    1 Reply
    1. re: New Havener

      That is exactly what I'm expecting! The curry sounds good too - I'll have to try that next time!

    2. If you've never been there, Katsu-Hama is in the back of the take-out sushi store, so walk through the curtain to the restaurant. You will really enjoy it, free refills of miso soup, rice and shredded cabbage, and of course all the katsu sauce you want. Tried the filet katsu, free range chicken katsu and creamed crab croquettes, all were very good. Enjoy your meal.

      1. New York has many regional and specialty Japanese restaurants, but Katsu-Hama claims to be the only dedicated Katsu (cutlet) restaurant. I was steered there by my friend Donna, whose home-team advantage is a Japanese husband. Variety is nice, but there’s something to be said for a place that specializes. Though there are a few departures, the menu is almost exclusively katsu in various preparations, from straight-up to curry. Katsu-Hama is part of the Matsuya International restaurant group, which also runs Menchanko-Tei, one of my favorite noodle shops.

        I had the pork cutlet lunch (pork can probably be called the ur-katsu), which was served with rice, pickles, shredded cabbage and a miso soup of the day. Instead of a standard, every day white or red miso, they serve a different augmented soup each day; I had a delicious egg and onion miso. Katsu-Hama boasts of their gourmet pork, organic eggs, fresh-baked breadcrumbs and quality oils. The result was indeed a cut above any other katsu I’ve had in New York.

        There is a fun ritual involved in the katsu meal. One is served a bowl of roasted sesame seeds with a pestle. You ground the seeds and add the tonkatsu sauce to the bowl, then dip the slices of cutlet in the mix. Also on every table is a big bottle of delicious home-made carrot-sesame dressing for the shredded cabbage.

        http://petercherches.blogspot.com

        2 Replies
        1. re: Peter Cherches

          It's nice to know there's a dedicated tonkatsu place in town. I'm not a big tonkatsu eater, but get asked all the time where you can find some in NYC. In Japan, it's almost always the case that tonkatsu is found at exclusive tonkatsu restaurants- although those places never do curry katsu. Might want to mention which of the two cuts you had- the "hire", relatively lean, or "rosu", which is fattier. Cabbage is served because it's considered an oil cutter. Cabbage should be free refills also.....BTW, cultural bonus coverage: In the Japanese language, "grinding sesame seeds" is a euphamism for brown nosing. Just doing a grinding gesture, in context, implies such.

          1. re: Peter Cherches

            Katsuhama is the only dedicated tonkatsu shop in NYC and makes what is likely the best version of tonkatsu available in NYC. Though there is quite a range of variability due to one of many factors in its execution, it's generally above average as far as NYC goes.
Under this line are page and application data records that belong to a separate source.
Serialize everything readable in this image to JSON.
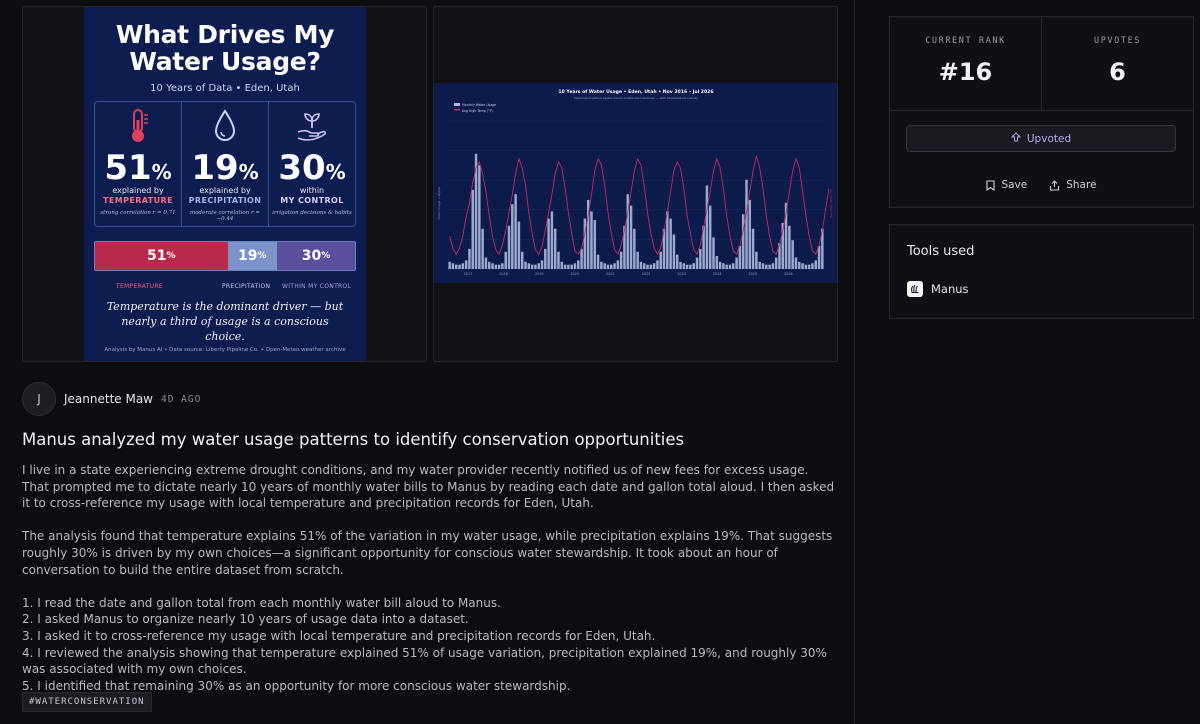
{
  "gallery": {
    "infographic": {
      "title": "What Drives My Water Usage?",
      "subtitle": "10 Years of Data • Eden, Utah",
      "stats": [
        {
          "icon": "thermometer-icon",
          "num": "51",
          "unit": "%",
          "line1": "explained by",
          "line2": "TEMPERATURE",
          "line3": "strong correlation r = 0.71",
          "color": "#e0405e"
        },
        {
          "icon": "water-drop-icon",
          "num": "19",
          "unit": "%",
          "line1": "explained by",
          "line2": "PRECIPITATION",
          "line3": "moderate correlation r = −0.44",
          "color": "#9fb4ea"
        },
        {
          "icon": "hand-plant-icon",
          "num": "30",
          "unit": "%",
          "line1": "within",
          "line2": "MY CONTROL",
          "line3": "irrigation decisions & habits",
          "color": "#c9c2f0"
        }
      ],
      "bar": [
        {
          "num": "51",
          "unit": "%",
          "label": "TEMPERATURE",
          "share": 51,
          "color": "#b9294b"
        },
        {
          "num": "19",
          "unit": "%",
          "label": "PRECIPITATION",
          "share": 19,
          "color": "#7d92c8"
        },
        {
          "num": "30",
          "unit": "%",
          "label": "WITHIN MY CONTROL",
          "share": 30,
          "color": "#5a4f9c"
        }
      ],
      "quote": "Temperature is the dominant driver — but nearly a third of usage is a conscious choice.",
      "footer": "Analysis by Manus AI  •  Data source: Liberty Pipeline Co.  •  Open-Meteo weather archive"
    }
  },
  "chart_data": {
    "type": "bar",
    "title": "10 Years of Water Usage • Eden, Utah • Nov 2016 – Jul 2026",
    "subtitle": "Seasonal irrigation peaks clearly visible each summer — with temperature overlay",
    "ylabel": "Water Usage →  Higher",
    "ylabel_right": "Avg High Temp (°F)",
    "legend_position": "top-left",
    "x_ticks": [
      "2017",
      "2018",
      "2019",
      "2020",
      "2021",
      "2022",
      "2023",
      "2024",
      "2025",
      "2026"
    ],
    "series": [
      {
        "name": "Monthly Water Usage",
        "kind": "bar",
        "color": "#a9b8da",
        "values": [
          5,
          4,
          3,
          3,
          4,
          6,
          14,
          55,
          80,
          72,
          28,
          8,
          5,
          4,
          3,
          3,
          4,
          12,
          30,
          45,
          52,
          33,
          12,
          5,
          4,
          3,
          3,
          4,
          6,
          14,
          35,
          40,
          28,
          12,
          5,
          3,
          3,
          3,
          4,
          6,
          14,
          35,
          48,
          40,
          34,
          10,
          5,
          4,
          3,
          3,
          4,
          6,
          12,
          30,
          52,
          44,
          28,
          12,
          5,
          4,
          3,
          3,
          4,
          6,
          12,
          28,
          40,
          35,
          24,
          10,
          5,
          4,
          3,
          3,
          4,
          8,
          14,
          30,
          58,
          44,
          22,
          9,
          5,
          4,
          3,
          3,
          4,
          8,
          16,
          38,
          62,
          48,
          28,
          12,
          5,
          4,
          3,
          3,
          4,
          8,
          18,
          32,
          46,
          30,
          20,
          8,
          5,
          4,
          3,
          3,
          4,
          6,
          16,
          28
        ]
      },
      {
        "name": "Avg High Temp (°F)",
        "kind": "line",
        "color": "#c8285a",
        "values": [
          42,
          34,
          30,
          34,
          42,
          55,
          64,
          78,
          88,
          92,
          84,
          72,
          56,
          42,
          33,
          30,
          36,
          46,
          58,
          70,
          84,
          94,
          88,
          76,
          58,
          44,
          33,
          30,
          35,
          46,
          58,
          70,
          84,
          92,
          88,
          74,
          58,
          44,
          32,
          30,
          34,
          44,
          56,
          70,
          86,
          94,
          90,
          76,
          58,
          44,
          33,
          30,
          36,
          46,
          58,
          72,
          86,
          94,
          90,
          76,
          58,
          44,
          34,
          30,
          34,
          46,
          58,
          72,
          86,
          92,
          88,
          74,
          56,
          44,
          33,
          30,
          36,
          48,
          60,
          72,
          86,
          94,
          88,
          74,
          56,
          42,
          32,
          30,
          36,
          46,
          58,
          72,
          86,
          96,
          88,
          74,
          56,
          42,
          32,
          30,
          36,
          46,
          58,
          72,
          86,
          94,
          88,
          72,
          56,
          42,
          32,
          30,
          36,
          46,
          60,
          74
        ]
      }
    ]
  },
  "author": {
    "initial": "J",
    "name": "Jeannette Maw",
    "ago": "4D AGO"
  },
  "post": {
    "title": "Manus analyzed my water usage patterns to identify conservation opportunities",
    "p1": "I live in a state experiencing extreme drought conditions, and my water provider recently notified us of new fees for excess usage. That prompted me to dictate nearly 10 years of monthly water bills to Manus by reading each date and gallon total aloud. I then asked it to cross-reference my usage with local temperature and precipitation records for Eden, Utah.",
    "p2": "The analysis found that temperature explains 51% of the variation in my water usage, while precipitation explains 19%. That suggests roughly 30% is driven by my own choices—a significant opportunity for conscious water stewardship. It took about an hour of conversation to build the entire dataset from scratch.",
    "steps": [
      "1. I read the date and gallon total from each monthly water bill aloud to Manus.",
      "2. I asked Manus to organize nearly 10 years of usage data into a dataset.",
      "3. I asked it to cross-reference my usage with local temperature and precipitation records for Eden, Utah.",
      "4. I reviewed the analysis showing that temperature explained 51% of usage variation, precipitation explained 19%, and roughly 30% was associated with my own choices.",
      "5. I identified that remaining 30% as an opportunity for more conscious water stewardship."
    ],
    "tag": "#WATERCONSERVATION"
  },
  "sidebar": {
    "rank_label": "CURRENT RANK",
    "rank_value": "#16",
    "upvotes_label": "UPVOTES",
    "upvotes_value": "6",
    "upvote_button": "Upvoted",
    "save_label": "Save",
    "share_label": "Share",
    "tools_heading": "Tools used",
    "tool_name": "Manus"
  }
}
          2. I dined there once. The place was left entirely in the hands of the kitchen workers that night and maybe as a result, the food was revolting. I don't think much of the Menchanko franchise, but even for them this is a nasty establishment.

            1. I'm not a Katsuhama fan. The tonkatsu is pretty lame, but if you've never had it, you might enjoy it.